If the temperature anywhere inside the earth was “several million degrees,” we’d be a star.
Of course, there is no real reason for surprise. The Washington Post once looked up Albert Gore’s Harvard record, and reported:
For all of Gore’s later fascination with science and technology, he often struggled academically in those subjects. The political champion of the natural world received that sophomore D in Natural Sciences 6 (Man’s Place in Nature) and then got a C-plus in Natural Sciences 118 his senior year. The self-proclaimed inventor of the Internet avoided all courses in mathematics and logic throughout college, despite his outstanding score on the math portion of the SAT (730). As was the case with many of his classmates, his high school math grades had dropped from A’s to C’s as he advanced from trigonometry to calculus in his senior year.
When John C. Davis, a retired teacher and assistant headmaster at St. Albans, was recently shown his illustrious former pupil’s college board achievement test scores, he inspected them closely with a magnifier and shook his head, chuckling quietly at the science results.
“Four eighty-eight! Terrible” Davis declared upon inspecting the future vice president’s 488 score (out of a possible 800) in physics.

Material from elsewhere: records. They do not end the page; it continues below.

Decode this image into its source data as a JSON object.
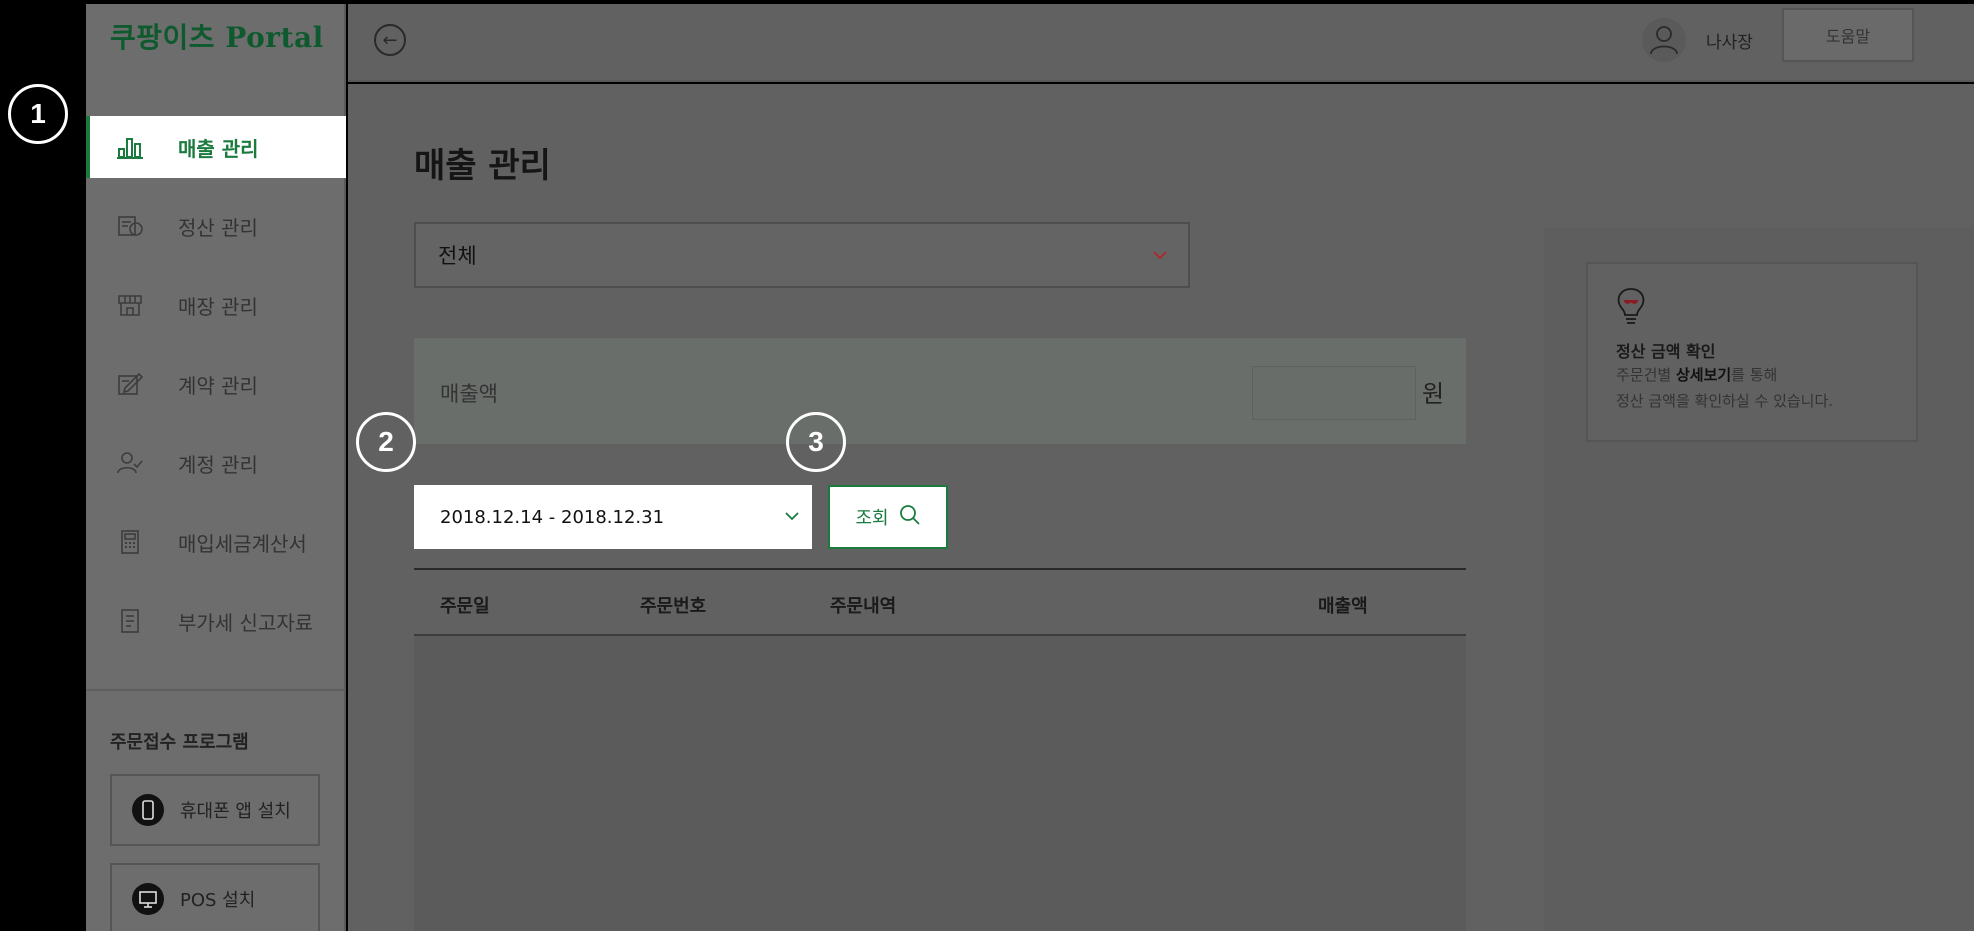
{
  "app": {
    "logo": "쿠팡이츠 Portal"
  },
  "header": {
    "user_name": "나사장",
    "help_label": "도움말"
  },
  "sidebar": {
    "items": [
      {
        "label": "매출 관리",
        "icon": "bar-chart-icon",
        "active": true
      },
      {
        "label": "정산 관리",
        "icon": "settlement-icon",
        "active": false
      },
      {
        "label": "매장 관리",
        "icon": "store-icon",
        "active": false
      },
      {
        "label": "계약 관리",
        "icon": "contract-icon",
        "active": false
      },
      {
        "label": "계정 관리",
        "icon": "account-icon",
        "active": false
      },
      {
        "label": "매입세금계산서",
        "icon": "calculator-icon",
        "active": false
      },
      {
        "label": "부가세 신고자료",
        "icon": "document-icon",
        "active": false
      }
    ],
    "program_title": "주문접수 프로그램",
    "program_buttons": [
      {
        "label": "휴대폰 앱 설치",
        "icon": "phone-icon"
      },
      {
        "label": "POS 설치",
        "icon": "monitor-icon"
      }
    ]
  },
  "main": {
    "title": "매출 관리",
    "store_select": "전체",
    "sales_label": "매출액",
    "sales_unit": "원",
    "date_range": "2018.12.14 - 2018.12.31",
    "query_label": "조회",
    "table_headers": [
      "주문일",
      "주문번호",
      "주문내역",
      "매출액"
    ]
  },
  "tip": {
    "title": "정산 금액 확인",
    "line1_prefix": "주문건별 ",
    "line1_bold": "상세보기",
    "line1_suffix": "를 통해",
    "line2": "정산 금액을 확인하실 수 있습니다."
  },
  "callouts": [
    "1",
    "2",
    "3"
  ],
  "colors": {
    "accent": "#1b7b3f",
    "chevron_red": "#b0262c"
  }
}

“Hmmmm. Chemistry. Five-nineteen. He didn’t do too well in chemistry.”